### Exercise inputs
----
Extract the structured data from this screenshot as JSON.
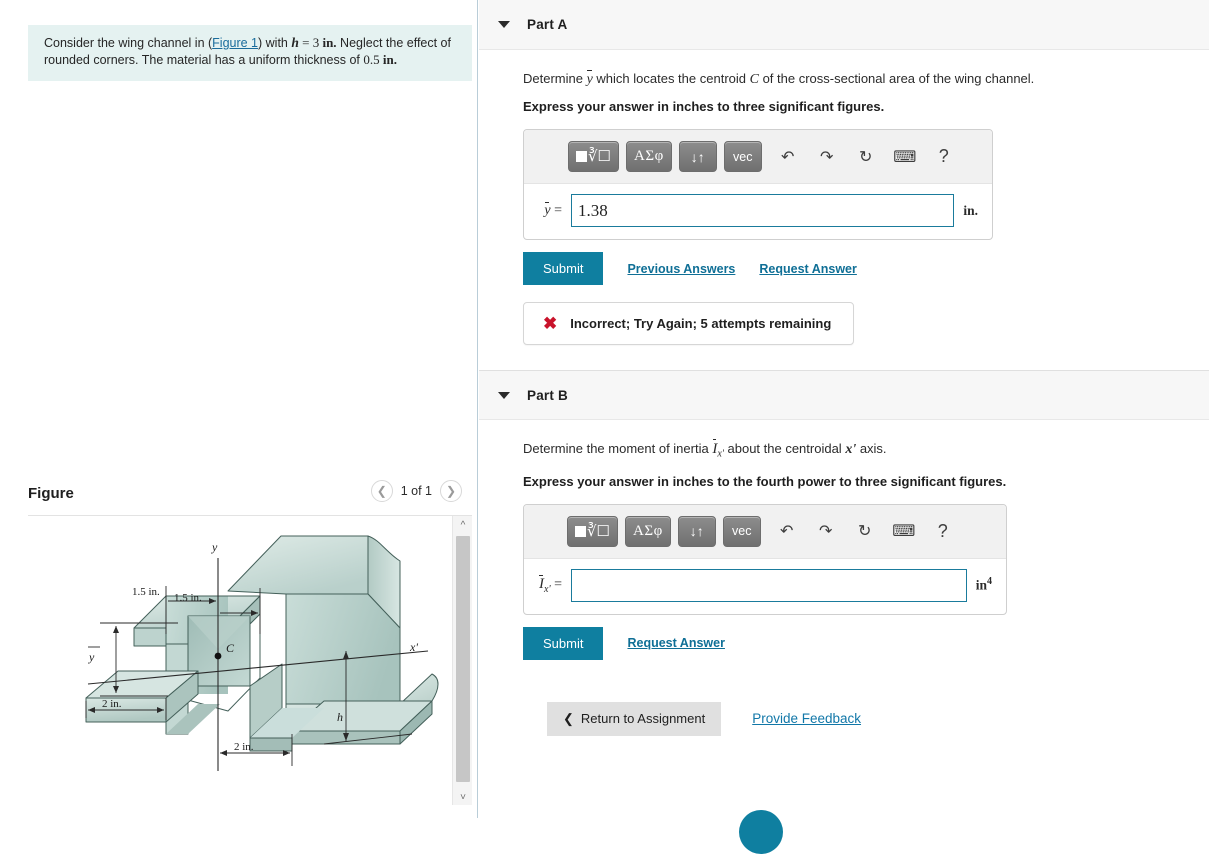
{
  "problem": {
    "text_before_link": "Consider the wing channel in (",
    "figure_link": "Figure 1",
    "text_after_link": ") with ",
    "h_symbol": "h",
    "h_value": " = 3 ",
    "h_unit": "in.",
    "text_mid": " Neglect the effect of rounded corners. The material has a uniform thickness of ",
    "thickness_value": "0.5 ",
    "thickness_unit": "in."
  },
  "figure_panel": {
    "title": "Figure",
    "counter": "1 of 1",
    "prev_icon": "chevron-left-icon",
    "next_icon": "chevron-right-icon",
    "labels": {
      "y_axis": "y",
      "x_prime_axis": "x'",
      "centroid": "C",
      "y_bar": "y",
      "h": "h",
      "dim_1": "1.5 in.",
      "dim_2": "1.5 in.",
      "dim_3": "2 in.",
      "dim_4": "2 in."
    },
    "colors": {
      "body_light": "#d3e3de",
      "body_mid": "#b4ccc6",
      "body_dark": "#9dbab4",
      "outline": "#3f5550"
    }
  },
  "parts": [
    {
      "id": "part-a",
      "title": "Part A",
      "caret_icon": "caret-down-icon",
      "question": {
        "lead": "Determine ",
        "symbol": "y",
        "mid": " which locates the centroid ",
        "symbol2": "C",
        "tail": " of the cross-sectional area of the wing channel."
      },
      "instruction": "Express your answer in inches to three significant figures.",
      "toolbar": {
        "buttons": [
          {
            "name": "math-template-button",
            "label": "√"
          },
          {
            "name": "greek-symbols-button",
            "label": "ΑΣφ"
          },
          {
            "name": "arrows-button",
            "label": "↓↑"
          },
          {
            "name": "vector-button",
            "label": "vec"
          }
        ],
        "icons": [
          {
            "name": "undo-icon",
            "glyph": "↶"
          },
          {
            "name": "redo-icon",
            "glyph": "↷"
          },
          {
            "name": "reset-icon",
            "glyph": "↻"
          },
          {
            "name": "keyboard-icon",
            "glyph": "⌨"
          },
          {
            "name": "help-icon",
            "glyph": "?"
          }
        ]
      },
      "answer": {
        "var_label": "y",
        "equals": " =",
        "value": "1.38",
        "placeholder": "",
        "unit": "in.",
        "unit_sup": ""
      },
      "submit_label": "Submit",
      "links": [
        "Previous Answers",
        "Request Answer"
      ],
      "feedback": {
        "icon": "x-mark-icon",
        "text": "Incorrect; Try Again; 5 attempts remaining"
      }
    },
    {
      "id": "part-b",
      "title": "Part B",
      "caret_icon": "caret-down-icon",
      "question": {
        "lead": "Determine the moment of inertia ",
        "symbol": "I",
        "subscript": "x'",
        "mid": " about the centroidal ",
        "symbol2": "x'",
        "tail": " axis."
      },
      "instruction": "Express your answer in inches to the fourth power to three significant figures.",
      "toolbar": {
        "buttons": [
          {
            "name": "math-template-button",
            "label": "√"
          },
          {
            "name": "greek-symbols-button",
            "label": "ΑΣφ"
          },
          {
            "name": "arrows-button",
            "label": "↓↑"
          },
          {
            "name": "vector-button",
            "label": "vec"
          }
        ],
        "icons": [
          {
            "name": "undo-icon",
            "glyph": "↶"
          },
          {
            "name": "redo-icon",
            "glyph": "↷"
          },
          {
            "name": "reset-icon",
            "glyph": "↻"
          },
          {
            "name": "keyboard-icon",
            "glyph": "⌨"
          },
          {
            "name": "help-icon",
            "glyph": "?"
          }
        ]
      },
      "answer": {
        "var_label": "I",
        "subscript": "x'",
        "equals": " =",
        "value": "",
        "placeholder": "",
        "unit": "in",
        "unit_sup": "4"
      },
      "submit_label": "Submit",
      "links": [
        "Request Answer"
      ],
      "feedback": null
    }
  ],
  "footer": {
    "return_label": "Return to Assignment",
    "return_icon": "chevron-left-icon",
    "feedback_label": "Provide Feedback"
  },
  "colors": {
    "accent_teal": "#0f7fa0",
    "link_blue": "#0f6f96",
    "problem_bg": "#e5f2f1",
    "panel_gray": "#f7f7f7",
    "error_red": "#c9132b"
  }
}
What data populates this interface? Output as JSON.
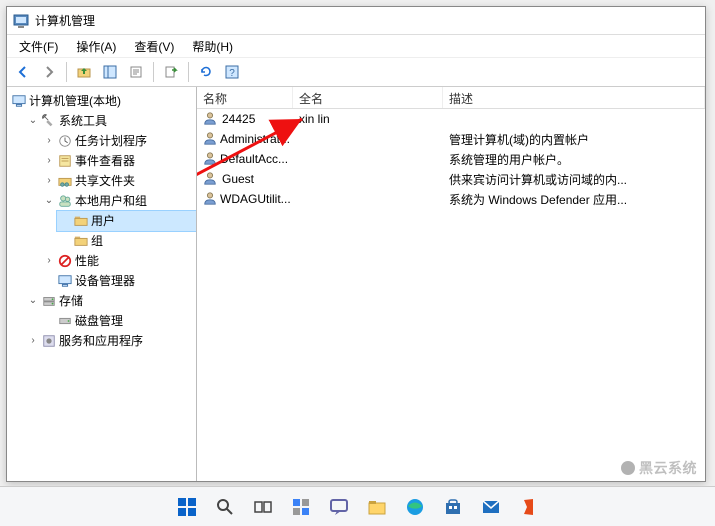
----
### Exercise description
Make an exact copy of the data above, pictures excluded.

### Exercise output
Extract the structured data from this screenshot as JSON.
{
  "problem": {
    "text_before_link": "Consider the wing channel in (",
    "figure_link": "Figure 1",
    "text_after_link": ") with ",
    "h_symbol": "h",
    "h_value": " = 3 ",
    "h_unit": "in.",
    "text_mid": " Neglect the effect of rounded corners. The material has a uniform thickness of ",
    "thickness_value": "0.5 ",
    "thickness_unit": "in."
  },
  "figure_panel": {
    "title": "Figure",
    "counter": "1 of 1",
    "prev_icon": "chevron-left-icon",
    "next_icon": "chevron-right-icon",
    "labels": {
      "y_axis": "y",
      "x_prime_axis": "x'",
      "centroid": "C",
      "y_bar": "y",
      "h": "h",
      "dim_1": "1.5 in.",
      "dim_2": "1.5 in.",
      "dim_3": "2 in.",
      "dim_4": "2 in."
    },
    "colors": {
      "body_light": "#d3e3de",
      "body_mid": "#b4ccc6",
      "body_dark": "#9dbab4",
      "outline": "#3f5550"
    }
  },
  "parts": [
    {
      "id": "part-a",
      "title": "Part A",
      "caret_icon": "caret-down-icon",
      "question": {
        "lead": "Determine ",
        "symbol": "y",
        "mid": " which locates the centroid ",
        "symbol2": "C",
        "tail": " of the cross-sectional area of the wing channel."
      },
      "instruction": "Express your answer in inches to three significant figures.",
      "toolbar": {
        "buttons": [
          {
            "name": "math-template-button",
            "label": "√"
          },
          {
            "name": "greek-symbols-button",
            "label": "ΑΣφ"
          },
          {
            "name": "arrows-button",
            "label": "↓↑"
          },
          {
            "name": "vector-button",
            "label": "vec"
          }
        ],
        "icons": [
          {
            "name": "undo-icon",
            "glyph": "↶"
          },
          {
            "name": "redo-icon",
            "glyph": "↷"
          },
          {
            "name": "reset-icon",
            "glyph": "↻"
          },
          {
            "name": "keyboard-icon",
            "glyph": "⌨"
          },
          {
            "name": "help-icon",
            "glyph": "?"
          }
        ]
      },
      "answer": {
        "var_label": "y",
        "equals": " =",
        "value": "1.38",
        "placeholder": "",
        "unit": "in.",
        "unit_sup": ""
      },
      "submit_label": "Submit",
      "links": [
        "Previous Answers",
        "Request Answer"
      ],
      "feedback": {
        "icon": "x-mark-icon",
        "text": "Incorrect; Try Again; 5 attempts remaining"
      }
    },
    {
      "id": "part-b",
      "title": "Part B",
      "caret_icon": "caret-down-icon",
      "question": {
        "lead": "Determine the moment of inertia ",
        "symbol": "I",
        "subscript": "x'",
        "mid": " about the centroidal ",
        "symbol2": "x'",
        "tail": " axis."
      },
      "instruction": "Express your answer in inches to the fourth power to three significant figures.",
      "toolbar": {
        "buttons": [
          {
            "name": "math-template-button",
            "label": "√"
          },
          {
            "name": "greek-symbols-button",
            "label": "ΑΣφ"
          },
          {
            "name": "arrows-button",
            "label": "↓↑"
          },
          {
            "name": "vector-button",
            "label": "vec"
          }
        ],
        "icons": [
          {
            "name": "undo-icon",
            "glyph": "↶"
          },
          {
            "name": "redo-icon",
            "glyph": "↷"
          },
          {
            "name": "reset-icon",
            "glyph": "↻"
          },
          {
            "name": "keyboard-icon",
            "glyph": "⌨"
          },
          {
            "name": "help-icon",
            "glyph": "?"
          }
        ]
      },
      "answer": {
        "var_label": "I",
        "subscript": "x'",
        "equals": " =",
        "value": "",
        "placeholder": "",
        "unit": "in",
        "unit_sup": "4"
      },
      "submit_label": "Submit",
      "links": [
        "Request Answer"
      ],
      "feedback": null
    }
  ],
  "footer": {
    "return_label": "Return to Assignment",
    "return_icon": "chevron-left-icon",
    "feedback_label": "Provide Feedback"
  },
  "colors": {
    "accent_teal": "#0f7fa0",
    "link_blue": "#0f6f96",
    "problem_bg": "#e5f2f1",
    "panel_gray": "#f7f7f7",
    "error_red": "#c9132b"
  }
}
What data populates this interface? Output as JSON.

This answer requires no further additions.